ASSIGNMENT
Please find all lines in the data that hold the string "this" and copy them.

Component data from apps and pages
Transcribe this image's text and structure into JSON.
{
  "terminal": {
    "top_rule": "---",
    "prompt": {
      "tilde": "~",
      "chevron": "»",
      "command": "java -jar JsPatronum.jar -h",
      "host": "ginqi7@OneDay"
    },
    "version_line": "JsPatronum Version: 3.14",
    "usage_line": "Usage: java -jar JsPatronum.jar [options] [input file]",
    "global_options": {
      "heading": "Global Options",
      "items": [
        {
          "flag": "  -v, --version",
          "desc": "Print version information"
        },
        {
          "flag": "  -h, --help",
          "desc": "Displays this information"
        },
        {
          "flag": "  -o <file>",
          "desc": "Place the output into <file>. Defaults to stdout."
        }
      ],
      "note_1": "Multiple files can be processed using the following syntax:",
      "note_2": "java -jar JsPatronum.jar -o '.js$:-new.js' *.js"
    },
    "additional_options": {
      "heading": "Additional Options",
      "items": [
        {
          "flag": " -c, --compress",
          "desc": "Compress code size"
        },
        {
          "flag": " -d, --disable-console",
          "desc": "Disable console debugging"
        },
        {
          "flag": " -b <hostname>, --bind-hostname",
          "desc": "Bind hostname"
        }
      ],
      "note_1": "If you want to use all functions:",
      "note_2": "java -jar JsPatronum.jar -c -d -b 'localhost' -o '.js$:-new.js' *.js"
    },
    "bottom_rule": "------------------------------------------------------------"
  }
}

TASK OUTPUT
Transcribe this image's text and structure into JSON.
          "desc": "Displays this information"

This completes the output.